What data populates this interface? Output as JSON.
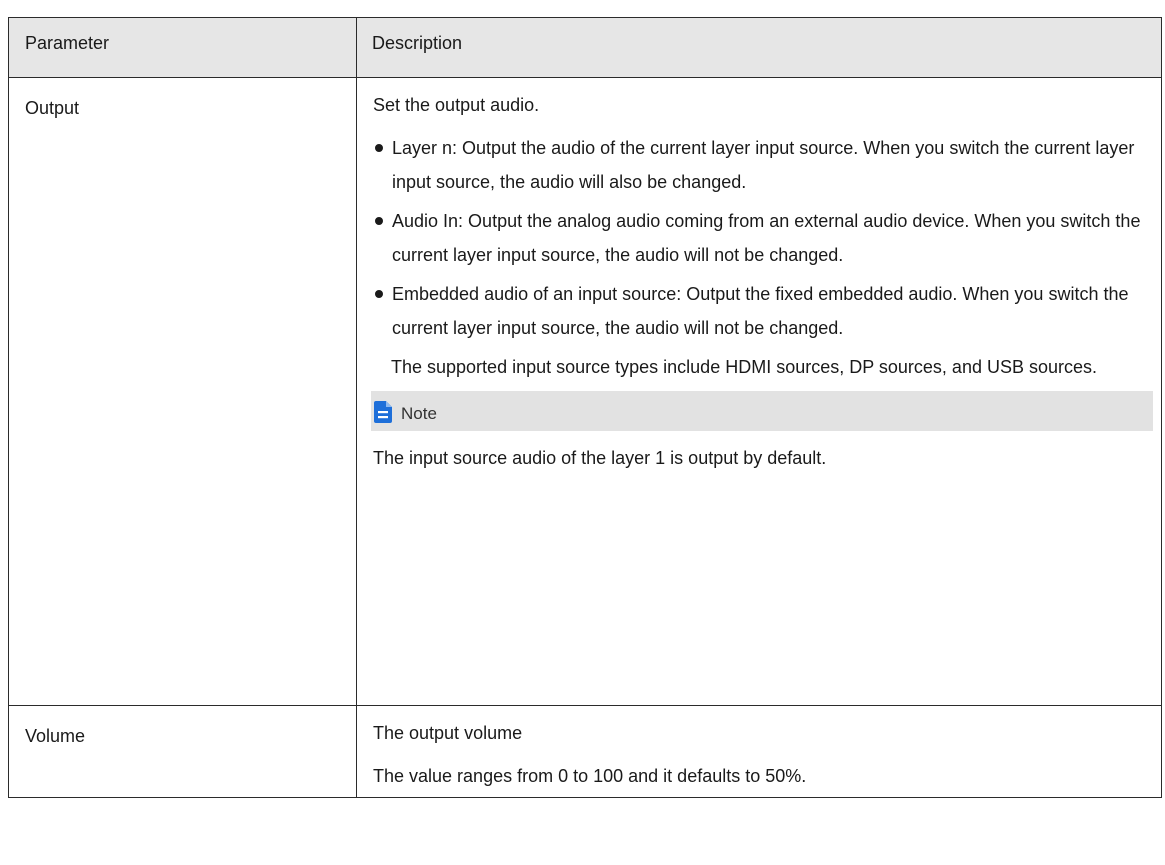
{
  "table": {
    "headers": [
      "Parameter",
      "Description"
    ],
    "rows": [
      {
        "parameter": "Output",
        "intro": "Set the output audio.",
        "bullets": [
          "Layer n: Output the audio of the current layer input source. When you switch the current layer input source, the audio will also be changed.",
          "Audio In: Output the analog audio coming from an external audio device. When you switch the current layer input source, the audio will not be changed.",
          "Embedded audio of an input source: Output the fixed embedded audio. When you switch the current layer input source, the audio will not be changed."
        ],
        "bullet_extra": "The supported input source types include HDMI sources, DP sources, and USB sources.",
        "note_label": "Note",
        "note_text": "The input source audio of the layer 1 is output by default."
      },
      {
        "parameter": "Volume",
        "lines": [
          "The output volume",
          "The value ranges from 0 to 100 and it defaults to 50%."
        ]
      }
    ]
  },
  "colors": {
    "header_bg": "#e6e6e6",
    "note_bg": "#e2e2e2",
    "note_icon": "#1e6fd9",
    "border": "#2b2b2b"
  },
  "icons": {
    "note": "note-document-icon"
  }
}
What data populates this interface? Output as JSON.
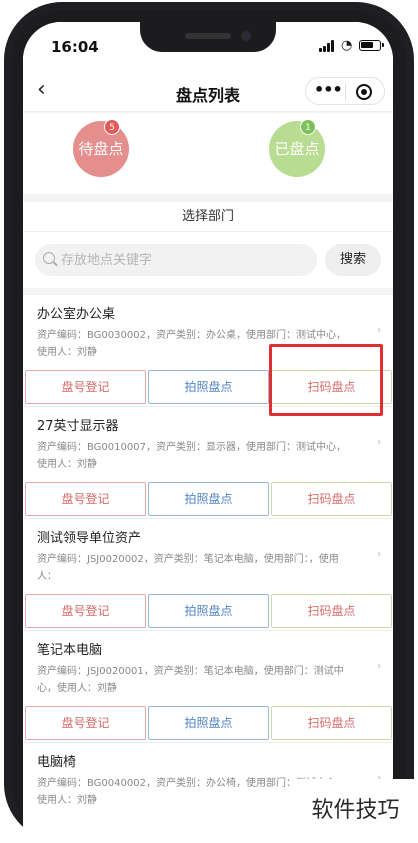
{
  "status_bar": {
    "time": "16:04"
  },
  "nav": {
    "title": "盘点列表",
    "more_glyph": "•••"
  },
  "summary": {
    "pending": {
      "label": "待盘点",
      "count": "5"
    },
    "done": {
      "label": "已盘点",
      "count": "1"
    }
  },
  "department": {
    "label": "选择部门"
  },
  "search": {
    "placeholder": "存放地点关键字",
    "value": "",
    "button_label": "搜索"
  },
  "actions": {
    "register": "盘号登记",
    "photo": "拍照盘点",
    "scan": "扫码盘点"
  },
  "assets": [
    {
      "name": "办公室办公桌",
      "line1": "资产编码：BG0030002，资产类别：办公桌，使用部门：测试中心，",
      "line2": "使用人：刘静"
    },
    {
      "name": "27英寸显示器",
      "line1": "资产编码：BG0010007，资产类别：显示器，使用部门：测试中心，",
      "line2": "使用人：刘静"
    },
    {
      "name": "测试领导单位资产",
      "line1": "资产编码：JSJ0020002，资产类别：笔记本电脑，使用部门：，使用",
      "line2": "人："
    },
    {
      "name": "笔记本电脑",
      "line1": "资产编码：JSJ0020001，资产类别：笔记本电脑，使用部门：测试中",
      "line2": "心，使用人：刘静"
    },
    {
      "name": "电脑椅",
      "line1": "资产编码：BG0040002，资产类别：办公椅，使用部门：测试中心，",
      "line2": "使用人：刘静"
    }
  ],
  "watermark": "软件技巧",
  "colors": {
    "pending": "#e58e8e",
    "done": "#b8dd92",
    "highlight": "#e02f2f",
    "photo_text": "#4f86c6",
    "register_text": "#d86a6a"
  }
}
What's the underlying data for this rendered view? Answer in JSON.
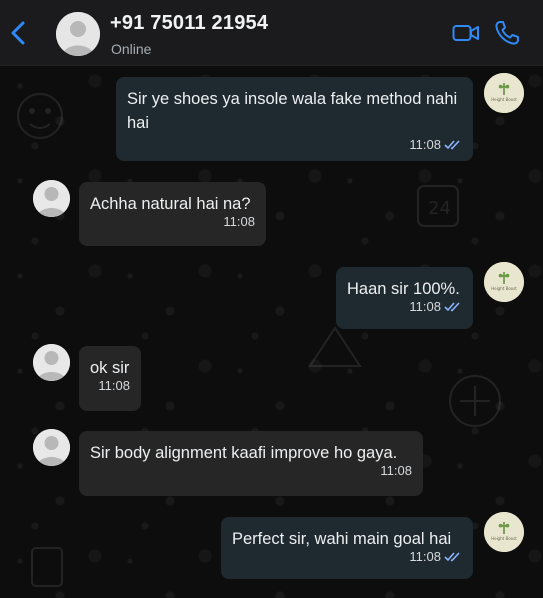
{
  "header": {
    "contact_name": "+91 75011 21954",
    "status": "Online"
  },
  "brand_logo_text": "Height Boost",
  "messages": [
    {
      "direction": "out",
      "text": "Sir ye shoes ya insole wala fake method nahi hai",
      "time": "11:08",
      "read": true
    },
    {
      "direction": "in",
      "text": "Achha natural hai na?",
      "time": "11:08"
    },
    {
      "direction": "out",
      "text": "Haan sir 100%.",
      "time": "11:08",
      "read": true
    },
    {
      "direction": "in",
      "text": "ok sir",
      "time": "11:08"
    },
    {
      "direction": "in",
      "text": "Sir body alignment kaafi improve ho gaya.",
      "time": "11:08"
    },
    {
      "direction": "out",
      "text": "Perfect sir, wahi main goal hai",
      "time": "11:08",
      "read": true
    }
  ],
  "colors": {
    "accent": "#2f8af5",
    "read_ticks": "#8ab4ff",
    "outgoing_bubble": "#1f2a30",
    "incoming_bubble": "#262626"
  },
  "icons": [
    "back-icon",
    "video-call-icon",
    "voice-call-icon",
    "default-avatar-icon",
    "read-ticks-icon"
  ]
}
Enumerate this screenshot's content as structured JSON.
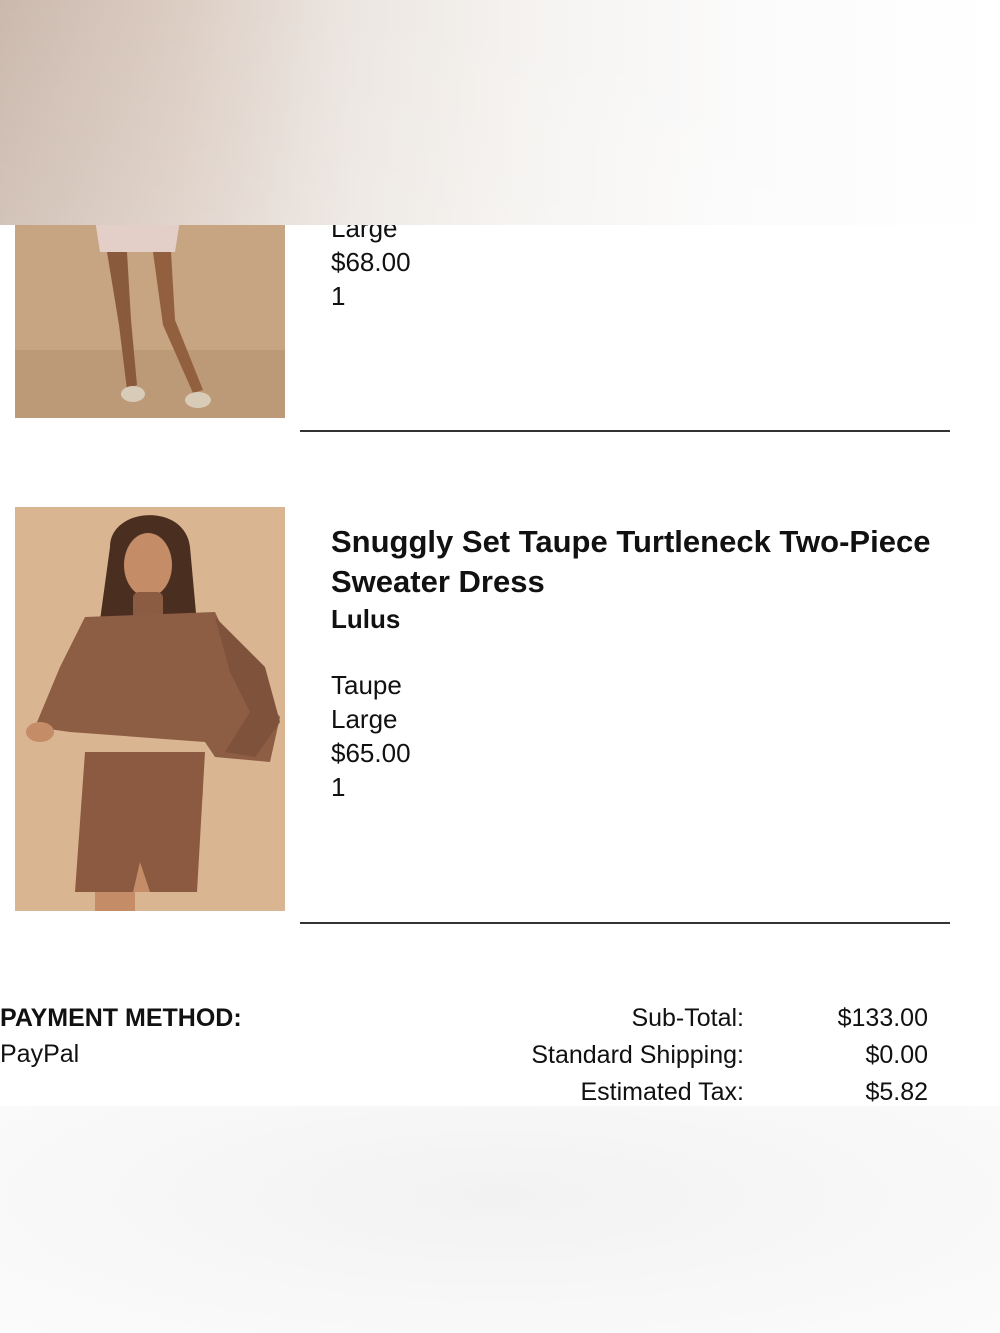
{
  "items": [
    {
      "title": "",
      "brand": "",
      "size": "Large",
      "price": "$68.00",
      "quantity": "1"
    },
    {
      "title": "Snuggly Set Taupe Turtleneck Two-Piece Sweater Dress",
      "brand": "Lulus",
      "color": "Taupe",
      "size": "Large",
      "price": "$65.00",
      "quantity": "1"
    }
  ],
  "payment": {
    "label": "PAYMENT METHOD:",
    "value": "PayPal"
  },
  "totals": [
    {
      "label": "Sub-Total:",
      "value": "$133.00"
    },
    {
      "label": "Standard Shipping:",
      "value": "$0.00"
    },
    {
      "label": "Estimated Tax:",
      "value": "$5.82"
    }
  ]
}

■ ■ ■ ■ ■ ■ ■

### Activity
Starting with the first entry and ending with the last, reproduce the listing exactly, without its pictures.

### Task response
What data populates this interface? Output as JSON.
{
  "table": {
    "headers": [
      "Parameter",
      "Description"
    ],
    "rows": [
      {
        "parameter": "Output",
        "intro": "Set the output audio.",
        "bullets": [
          "Layer n: Output the audio of the current layer input source. When you switch the current layer input source, the audio will also be changed.",
          "Audio In: Output the analog audio coming from an external audio device. When you switch the current layer input source, the audio will not be changed.",
          "Embedded audio of an input source: Output the fixed embedded audio. When you switch the current layer input source, the audio will not be changed."
        ],
        "bullet_extra": "The supported input source types include HDMI sources, DP sources, and USB sources.",
        "note_label": "Note",
        "note_text": "The input source audio of the layer 1 is output by default."
      },
      {
        "parameter": "Volume",
        "lines": [
          "The output volume",
          "The value ranges from 0 to 100 and it defaults to 50%."
        ]
      }
    ]
  },
  "colors": {
    "header_bg": "#e6e6e6",
    "note_bg": "#e2e2e2",
    "note_icon": "#1e6fd9",
    "border": "#2b2b2b"
  },
  "icons": {
    "note": "note-document-icon"
  }
}
What data populates this interface? Output as JSON.
{
  "status_bar": {
    "time": "16:04"
  },
  "nav": {
    "title": "盘点列表",
    "more_glyph": "•••"
  },
  "summary": {
    "pending": {
      "label": "待盘点",
      "count": "5"
    },
    "done": {
      "label": "已盘点",
      "count": "1"
    }
  },
  "department": {
    "label": "选择部门"
  },
  "search": {
    "placeholder": "存放地点关键字",
    "value": "",
    "button_label": "搜索"
  },
  "actions": {
    "register": "盘号登记",
    "photo": "拍照盘点",
    "scan": "扫码盘点"
  },
  "assets": [
    {
      "name": "办公室办公桌",
      "line1": "资产编码：BG0030002，资产类别：办公桌，使用部门：测试中心，",
      "line2": "使用人：刘静"
    },
    {
      "name": "27英寸显示器",
      "line1": "资产编码：BG0010007，资产类别：显示器，使用部门：测试中心，",
      "line2": "使用人：刘静"
    },
    {
      "name": "测试领导单位资产",
      "line1": "资产编码：JSJ0020002，资产类别：笔记本电脑，使用部门：，使用",
      "line2": "人："
    },
    {
      "name": "笔记本电脑",
      "line1": "资产编码：JSJ0020001，资产类别：笔记本电脑，使用部门：测试中",
      "line2": "心，使用人：刘静"
    },
    {
      "name": "电脑椅",
      "line1": "资产编码：BG0040002，资产类别：办公椅，使用部门：测试中心，",
      "line2": "使用人：刘静"
    }
  ],
  "watermark": "软件技巧",
  "colors": {
    "pending": "#e58e8e",
    "done": "#b8dd92",
    "highlight": "#e02f2f",
    "photo_text": "#4f86c6",
    "register_text": "#d86a6a"
  }
}
What's the underlying data for this rendered view? Answer in JSON.
{
  "header": {
    "contact_name": "+91 75011 21954",
    "status": "Online"
  },
  "brand_logo_text": "Height Boost",
  "messages": [
    {
      "direction": "out",
      "text": "Sir ye shoes ya insole wala fake method nahi hai",
      "time": "11:08",
      "read": true
    },
    {
      "direction": "in",
      "text": "Achha natural hai na?",
      "time": "11:08"
    },
    {
      "direction": "out",
      "text": "Haan sir 100%.",
      "time": "11:08",
      "read": true
    },
    {
      "direction": "in",
      "text": "ok sir",
      "time": "11:08"
    },
    {
      "direction": "in",
      "text": "Sir body alignment kaafi improve ho gaya.",
      "time": "11:08"
    },
    {
      "direction": "out",
      "text": "Perfect sir, wahi main goal hai",
      "time": "11:08",
      "read": true
    }
  ],
  "colors": {
    "accent": "#2f8af5",
    "read_ticks": "#8ab4ff",
    "outgoing_bubble": "#1f2a30",
    "incoming_bubble": "#262626"
  },
  "icons": [
    "back-icon",
    "video-call-icon",
    "voice-call-icon",
    "default-avatar-icon",
    "read-ticks-icon"
  ]
}
Enumerate this screenshot's content as structured JSON.
{
  "items": [
    {
      "title": "",
      "brand": "",
      "size": "Large",
      "price": "$68.00",
      "quantity": "1"
    },
    {
      "title": "Snuggly Set Taupe Turtleneck Two-Piece Sweater Dress",
      "brand": "Lulus",
      "color": "Taupe",
      "size": "Large",
      "price": "$65.00",
      "quantity": "1"
    }
  ],
  "payment": {
    "label": "PAYMENT METHOD:",
    "value": "PayPal"
  },
  "totals": [
    {
      "label": "Sub-Total:",
      "value": "$133.00"
    },
    {
      "label": "Standard Shipping:",
      "value": "$0.00"
    },
    {
      "label": "Estimated Tax:",
      "value": "$5.82"
    }
  ]
}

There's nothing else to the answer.